DETROIT (May 9, 2001)—Internet browsers soon may be able to chat with top Ford Motor Co. executives online. It's just one of the ways the No. 2 automaker hopes to develop closer relationships with people worldwide and boost its corporate image.
"We want to provide an opportunity for people to discuss issues that are important to them, which even go beyond our products and services," says Michael Wright, Trustmark marketing manager.
Trustmark is Ford's corporate brand, which is intended to build confidence in the company, its products and services. But some of the confidence in the Ford Trustmark was eroded by last year's Firestone tire problems on Ford Explorers, and by recent product launches that were marred by recalls and repairs.
Rebuilding Trustmark falls to Mr. Wright, who joined Ford in November, and Jan Klug, who became vice president of global marketing March 1.

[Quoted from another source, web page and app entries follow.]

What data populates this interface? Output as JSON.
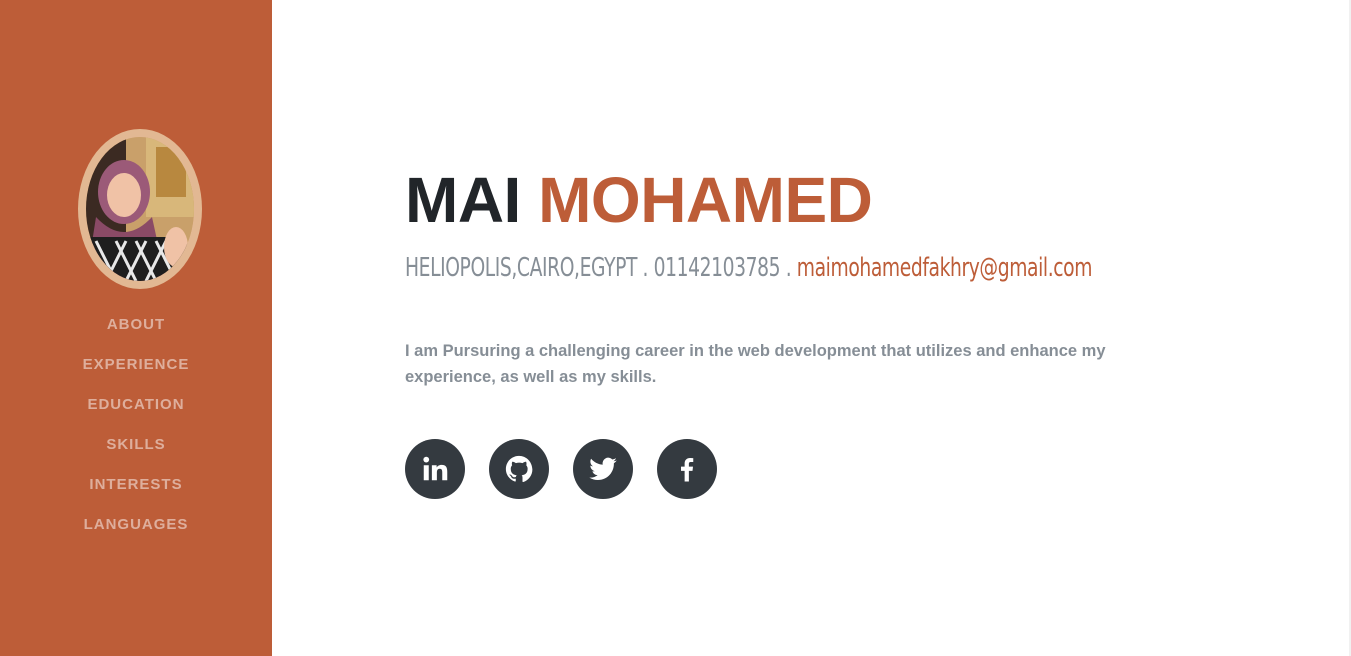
{
  "sidebar": {
    "background": "#bd5d38",
    "avatar_alt": "profile photo",
    "nav": [
      {
        "label": "ABOUT"
      },
      {
        "label": "EXPERIENCE"
      },
      {
        "label": "EDUCATION"
      },
      {
        "label": "SKILLS"
      },
      {
        "label": "INTERESTS"
      },
      {
        "label": "LANGUAGES"
      }
    ]
  },
  "about": {
    "first_name": "MAI",
    "last_name": "MOHAMED",
    "contact_text": "HELIOPOLIS,CAIRO,EGYPT . 01142103785 . ",
    "email": "maimohamedfakhry@gmail.com",
    "lead": "I am Pursuring a challenging career in the web development that utilizes and enhance my experience, as well as my skills."
  },
  "socials": [
    {
      "icon": "linkedin-icon"
    },
    {
      "icon": "github-icon"
    },
    {
      "icon": "twitter-icon"
    },
    {
      "icon": "facebook-icon"
    }
  ],
  "colors": {
    "accent": "#bd5d38",
    "text_dark": "#212529",
    "text_muted": "#868e96",
    "social_bg": "#343a40"
  }
}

Ford spent $53.9 million in corporate advertising last year, compared with $49.1 in 1999. This year's budget will be in the $50 million range, Wright says.

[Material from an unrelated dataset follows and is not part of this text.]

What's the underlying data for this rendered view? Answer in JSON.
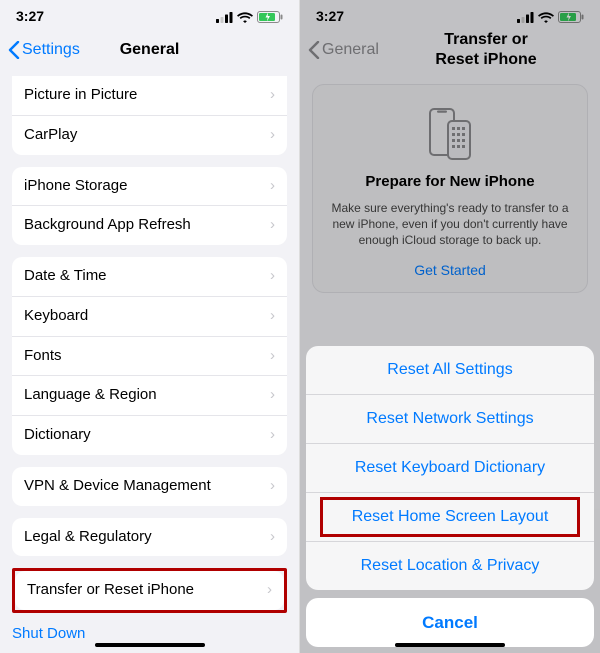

But the company won't do a traditional corporate advertising campaign this year, with media such as TV, print and radio. Instead, Ford will focus on programs such as the executive Internet dialogue on its Ford.com site to build trust.
"The role of Trustmark is to humanize the company," Mr. Wright said, adding that Ford's top executives and other employees could help do that. The company hasn't made a final decision on the Internet plan and wouldn't say when it might start.
Ford also continues to form partnerships to help the environment. The company in January began a partnership with National Geographic magazine that encourages people to protect the Earth. Ford has since joined with the National Park Foundation to seek solutions for congestion, pollution and other problems.
Those partnerships build trust, Mr. Wright said, because "people see that it's a true commitment and not just words. We could do a campaign and say we really believe that we ought to clean up the environment or we can go clean up the environment, and people witness that."
Lincoln-Mercury dealer Jack Straub agrees with the strategy.
"You want to show what the company is doing, like technology advances and benefiting the environment, that consumers might not necessarily be aware of," said Mr. Straub, whose dealership is in Keyport, N.J. "Anything we can do on a grassroots level is perceived as much more sincere than just doing advertising."
Ford has been trying to set its Trustmark program on the right course in the United States, with hopes of rolling it out globally.
"The corporate message varies market by market," Mr. Wright said. "We are working with the other folks to decide what kind of value does the corporate message add? Because at the end of the day, if this doesn't help the brands do their job, then it's not worth doing."
Ford plans to launch the next phase of Trustmark in September at the Frankfurt auto show, and then in England. But look for Ford's big Trustmark splash in 2003, when the company celebrates its 100th anniversary.
Said Mr. Wright: "That's an opportunity for us right there to say what are we about: a big portfolio of tremendous brands."
Ms. Cantwell writes for Automotive News,a sister publication of Tire Business.